Print out every record below, exactly as written.
►
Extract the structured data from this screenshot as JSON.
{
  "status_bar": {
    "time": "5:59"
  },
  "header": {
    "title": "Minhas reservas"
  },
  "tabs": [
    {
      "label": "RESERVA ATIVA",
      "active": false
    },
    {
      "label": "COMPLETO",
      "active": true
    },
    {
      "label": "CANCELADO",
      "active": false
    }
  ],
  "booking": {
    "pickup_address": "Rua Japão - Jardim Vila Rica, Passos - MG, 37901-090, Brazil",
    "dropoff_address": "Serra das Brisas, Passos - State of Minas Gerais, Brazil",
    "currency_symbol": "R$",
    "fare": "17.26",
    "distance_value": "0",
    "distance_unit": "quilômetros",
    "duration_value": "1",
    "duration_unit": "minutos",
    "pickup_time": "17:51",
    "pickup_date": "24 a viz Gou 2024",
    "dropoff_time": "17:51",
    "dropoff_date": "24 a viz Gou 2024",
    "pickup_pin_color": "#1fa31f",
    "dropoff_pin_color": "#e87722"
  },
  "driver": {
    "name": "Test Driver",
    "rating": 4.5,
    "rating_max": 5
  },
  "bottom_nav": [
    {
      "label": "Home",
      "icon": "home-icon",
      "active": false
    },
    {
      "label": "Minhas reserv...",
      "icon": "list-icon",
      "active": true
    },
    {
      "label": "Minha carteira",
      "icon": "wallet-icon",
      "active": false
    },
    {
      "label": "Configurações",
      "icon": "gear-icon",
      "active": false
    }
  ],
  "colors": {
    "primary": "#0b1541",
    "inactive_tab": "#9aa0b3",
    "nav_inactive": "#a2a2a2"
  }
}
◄
▸ **Response to the exercise**
Extract the structured data from this screenshot as JSON.
{
  "status_bar": {
    "time": "5:59"
  },
  "header": {
    "title": "Minhas reservas"
  },
  "tabs": [
    {
      "label": "RESERVA ATIVA",
      "active": false
    },
    {
      "label": "COMPLETO",
      "active": true
    },
    {
      "label": "CANCELADO",
      "active": false
    }
  ],
  "booking": {
    "pickup_address": "Rua Japão - Jardim Vila Rica, Passos - MG, 37901-090, Brazil",
    "dropoff_address": "Serra das Brisas, Passos - State of Minas Gerais, Brazil",
    "currency_symbol": "R$",
    "fare": "17.26",
    "distance_value": "0",
    "distance_unit": "quilômetros",
    "duration_value": "1",
    "duration_unit": "minutos",
    "pickup_time": "17:51",
    "pickup_date": "24 a viz Gou 2024",
    "dropoff_time": "17:51",
    "dropoff_date": "24 a viz Gou 2024",
    "pickup_pin_color": "#1fa31f",
    "dropoff_pin_color": "#e87722"
  },
  "driver": {
    "name": "Test Driver",
    "rating": 4.5,
    "rating_max": 5
  },
  "bottom_nav": [
    {
      "label": "Home",
      "icon": "home-icon",
      "active": false
    },
    {
      "label": "Minhas reserv...",
      "icon": "list-icon",
      "active": true
    },
    {
      "label": "Minha carteira",
      "icon": "wallet-icon",
      "active": false
    },
    {
      "label": "Configurações",
      "icon": "gear-icon",
      "active": false
    }
  ],
  "colors": {
    "primary": "#0b1541",
    "inactive_tab": "#9aa0b3",
    "nav_inactive": "#a2a2a2"
  }
}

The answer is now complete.